- **EXERCISE INSTRUCTIONS**: Send back every record exactly.

[Web page and app entries]

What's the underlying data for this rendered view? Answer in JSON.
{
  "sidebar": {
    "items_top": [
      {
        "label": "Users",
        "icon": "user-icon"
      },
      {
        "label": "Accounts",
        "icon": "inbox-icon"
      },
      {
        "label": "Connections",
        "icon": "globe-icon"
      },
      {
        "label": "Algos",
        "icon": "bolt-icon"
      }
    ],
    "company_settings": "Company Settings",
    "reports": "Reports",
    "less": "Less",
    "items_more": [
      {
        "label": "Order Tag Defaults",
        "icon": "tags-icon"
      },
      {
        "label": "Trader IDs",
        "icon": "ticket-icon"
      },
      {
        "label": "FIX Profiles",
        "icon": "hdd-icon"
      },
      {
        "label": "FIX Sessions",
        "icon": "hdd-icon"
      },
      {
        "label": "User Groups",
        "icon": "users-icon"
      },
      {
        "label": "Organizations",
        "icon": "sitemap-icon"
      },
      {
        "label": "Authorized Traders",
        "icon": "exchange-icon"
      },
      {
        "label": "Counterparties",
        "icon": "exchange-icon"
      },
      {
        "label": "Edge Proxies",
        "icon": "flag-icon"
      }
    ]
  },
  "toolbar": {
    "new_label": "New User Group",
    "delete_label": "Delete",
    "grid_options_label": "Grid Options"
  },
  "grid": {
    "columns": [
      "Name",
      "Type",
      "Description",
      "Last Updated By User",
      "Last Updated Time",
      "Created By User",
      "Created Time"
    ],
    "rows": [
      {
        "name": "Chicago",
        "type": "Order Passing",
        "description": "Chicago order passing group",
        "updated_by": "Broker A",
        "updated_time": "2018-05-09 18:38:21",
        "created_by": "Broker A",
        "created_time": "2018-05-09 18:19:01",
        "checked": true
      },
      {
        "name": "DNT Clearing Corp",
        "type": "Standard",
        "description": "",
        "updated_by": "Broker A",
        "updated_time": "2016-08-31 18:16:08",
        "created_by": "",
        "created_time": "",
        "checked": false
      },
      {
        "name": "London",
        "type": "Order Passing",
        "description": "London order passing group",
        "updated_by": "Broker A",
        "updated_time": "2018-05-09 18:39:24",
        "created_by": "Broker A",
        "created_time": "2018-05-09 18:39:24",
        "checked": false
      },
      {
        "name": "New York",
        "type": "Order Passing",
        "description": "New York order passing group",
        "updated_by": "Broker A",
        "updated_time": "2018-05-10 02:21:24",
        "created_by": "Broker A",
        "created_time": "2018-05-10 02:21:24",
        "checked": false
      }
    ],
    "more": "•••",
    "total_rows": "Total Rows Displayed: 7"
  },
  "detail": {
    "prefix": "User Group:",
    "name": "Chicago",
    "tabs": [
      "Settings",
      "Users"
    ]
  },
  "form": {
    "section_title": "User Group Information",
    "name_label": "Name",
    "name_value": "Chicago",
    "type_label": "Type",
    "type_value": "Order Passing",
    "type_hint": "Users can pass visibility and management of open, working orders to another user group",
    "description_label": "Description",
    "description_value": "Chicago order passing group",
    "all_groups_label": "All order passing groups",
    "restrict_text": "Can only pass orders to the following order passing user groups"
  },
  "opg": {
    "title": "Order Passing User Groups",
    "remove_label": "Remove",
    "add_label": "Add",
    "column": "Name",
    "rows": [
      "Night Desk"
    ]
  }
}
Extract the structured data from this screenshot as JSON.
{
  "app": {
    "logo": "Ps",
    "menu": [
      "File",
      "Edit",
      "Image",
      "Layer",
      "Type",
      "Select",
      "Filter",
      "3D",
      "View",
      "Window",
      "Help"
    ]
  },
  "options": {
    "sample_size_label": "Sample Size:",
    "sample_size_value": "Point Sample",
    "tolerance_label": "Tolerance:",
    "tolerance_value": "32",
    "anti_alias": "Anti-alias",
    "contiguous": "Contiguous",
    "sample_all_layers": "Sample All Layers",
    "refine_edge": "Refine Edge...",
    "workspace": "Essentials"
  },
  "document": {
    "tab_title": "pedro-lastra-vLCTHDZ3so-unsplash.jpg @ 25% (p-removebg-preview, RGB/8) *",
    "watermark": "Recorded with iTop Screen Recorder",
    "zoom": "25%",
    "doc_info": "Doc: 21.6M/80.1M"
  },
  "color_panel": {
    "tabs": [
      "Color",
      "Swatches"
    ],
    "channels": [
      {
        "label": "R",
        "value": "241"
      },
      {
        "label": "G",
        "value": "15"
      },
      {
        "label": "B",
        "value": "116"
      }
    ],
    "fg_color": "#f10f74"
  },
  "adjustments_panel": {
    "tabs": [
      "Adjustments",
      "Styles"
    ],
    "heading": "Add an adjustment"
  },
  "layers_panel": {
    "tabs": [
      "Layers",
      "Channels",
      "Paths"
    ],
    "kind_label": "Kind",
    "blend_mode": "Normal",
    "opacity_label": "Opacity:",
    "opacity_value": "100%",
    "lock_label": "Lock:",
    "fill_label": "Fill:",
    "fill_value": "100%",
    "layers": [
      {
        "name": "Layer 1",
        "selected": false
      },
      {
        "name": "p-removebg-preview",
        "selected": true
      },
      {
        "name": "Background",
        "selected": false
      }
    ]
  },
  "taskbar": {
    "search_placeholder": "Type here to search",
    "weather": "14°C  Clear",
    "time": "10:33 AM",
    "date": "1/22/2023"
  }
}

- **EXERCISE SOLUTION**:
What's the underlying data for this rendered view? Answer in JSON.
{
  "sidebar": {
    "items_top": [
      {
        "label": "Users",
        "icon": "user-icon"
      },
      {
        "label": "Accounts",
        "icon": "inbox-icon"
      },
      {
        "label": "Connections",
        "icon": "globe-icon"
      },
      {
        "label": "Algos",
        "icon": "bolt-icon"
      }
    ],
    "company_settings": "Company Settings",
    "reports": "Reports",
    "less": "Less",
    "items_more": [
      {
        "label": "Order Tag Defaults",
        "icon": "tags-icon"
      },
      {
        "label": "Trader IDs",
        "icon": "ticket-icon"
      },
      {
        "label": "FIX Profiles",
        "icon": "hdd-icon"
      },
      {
        "label": "FIX Sessions",
        "icon": "hdd-icon"
      },
      {
        "label": "User Groups",
        "icon": "users-icon"
      },
      {
        "label": "Organizations",
        "icon": "sitemap-icon"
      },
      {
        "label": "Authorized Traders",
        "icon": "exchange-icon"
      },
      {
        "label": "Counterparties",
        "icon": "exchange-icon"
      },
      {
        "label": "Edge Proxies",
        "icon": "flag-icon"
      }
    ]
  },
  "toolbar": {
    "new_label": "New User Group",
    "delete_label": "Delete",
    "grid_options_label": "Grid Options"
  },
  "grid": {
    "columns": [
      "Name",
      "Type",
      "Description",
      "Last Updated By User",
      "Last Updated Time",
      "Created By User",
      "Created Time"
    ],
    "rows": [
      {
        "name": "Chicago",
        "type": "Order Passing",
        "description": "Chicago order passing group",
        "updated_by": "Broker A",
        "updated_time": "2018-05-09 18:38:21",
        "created_by": "Broker A",
        "created_time": "2018-05-09 18:19:01",
        "checked": true
      },
      {
        "name": "DNT Clearing Corp",
        "type": "Standard",
        "description": "",
        "updated_by": "Broker A",
        "updated_time": "2016-08-31 18:16:08",
        "created_by": "",
        "created_time": "",
        "checked": false
      },
      {
        "name": "London",
        "type": "Order Passing",
        "description": "London order passing group",
        "updated_by": "Broker A",
        "updated_time": "2018-05-09 18:39:24",
        "created_by": "Broker A",
        "created_time": "2018-05-09 18:39:24",
        "checked": false
      },
      {
        "name": "New York",
        "type": "Order Passing",
        "description": "New York order passing group",
        "updated_by": "Broker A",
        "updated_time": "2018-05-10 02:21:24",
        "created_by": "Broker A",
        "created_time": "2018-05-10 02:21:24",
        "checked": false
      }
    ],
    "more": "•••",
    "total_rows": "Total Rows Displayed: 7"
  },
  "detail": {
    "prefix": "User Group:",
    "name": "Chicago",
    "tabs": [
      "Settings",
      "Users"
    ]
  },
  "form": {
    "section_title": "User Group Information",
    "name_label": "Name",
    "name_value": "Chicago",
    "type_label": "Type",
    "type_value": "Order Passing",
    "type_hint": "Users can pass visibility and management of open, working orders to another user group",
    "description_label": "Description",
    "description_value": "Chicago order passing group",
    "all_groups_label": "All order passing groups",
    "restrict_text": "Can only pass orders to the following order passing user groups"
  },
  "opg": {
    "title": "Order Passing User Groups",
    "remove_label": "Remove",
    "add_label": "Add",
    "column": "Name",
    "rows": [
      "Night Desk"
    ]
  }
}
Extract the structured data from this screenshot as JSON.
{
  "app": {
    "logo": "Ps",
    "menu": [
      "File",
      "Edit",
      "Image",
      "Layer",
      "Type",
      "Select",
      "Filter",
      "3D",
      "View",
      "Window",
      "Help"
    ]
  },
  "options": {
    "sample_size_label": "Sample Size:",
    "sample_size_value": "Point Sample",
    "tolerance_label": "Tolerance:",
    "tolerance_value": "32",
    "anti_alias": "Anti-alias",
    "contiguous": "Contiguous",
    "sample_all_layers": "Sample All Layers",
    "refine_edge": "Refine Edge...",
    "workspace": "Essentials"
  },
  "document": {
    "tab_title": "pedro-lastra-vLCTHDZ3so-unsplash.jpg @ 25% (p-removebg-preview, RGB/8) *",
    "watermark": "Recorded with iTop Screen Recorder",
    "zoom": "25%",
    "doc_info": "Doc: 21.6M/80.1M"
  },
  "color_panel": {
    "tabs": [
      "Color",
      "Swatches"
    ],
    "channels": [
      {
        "label": "R",
        "value": "241"
      },
      {
        "label": "G",
        "value": "15"
      },
      {
        "label": "B",
        "value": "116"
      }
    ],
    "fg_color": "#f10f74"
  },
  "adjustments_panel": {
    "tabs": [
      "Adjustments",
      "Styles"
    ],
    "heading": "Add an adjustment"
  },
  "layers_panel": {
    "tabs": [
      "Layers",
      "Channels",
      "Paths"
    ],
    "kind_label": "Kind",
    "blend_mode": "Normal",
    "opacity_label": "Opacity:",
    "opacity_value": "100%",
    "lock_label": "Lock:",
    "fill_label": "Fill:",
    "fill_value": "100%",
    "layers": [
      {
        "name": "Layer 1",
        "selected": false
      },
      {
        "name": "p-removebg-preview",
        "selected": true
      },
      {
        "name": "Background",
        "selected": false
      }
    ]
  },
  "taskbar": {
    "search_placeholder": "Type here to search",
    "weather": "14°C  Clear",
    "time": "10:33 AM",
    "date": "1/22/2023"
  }
}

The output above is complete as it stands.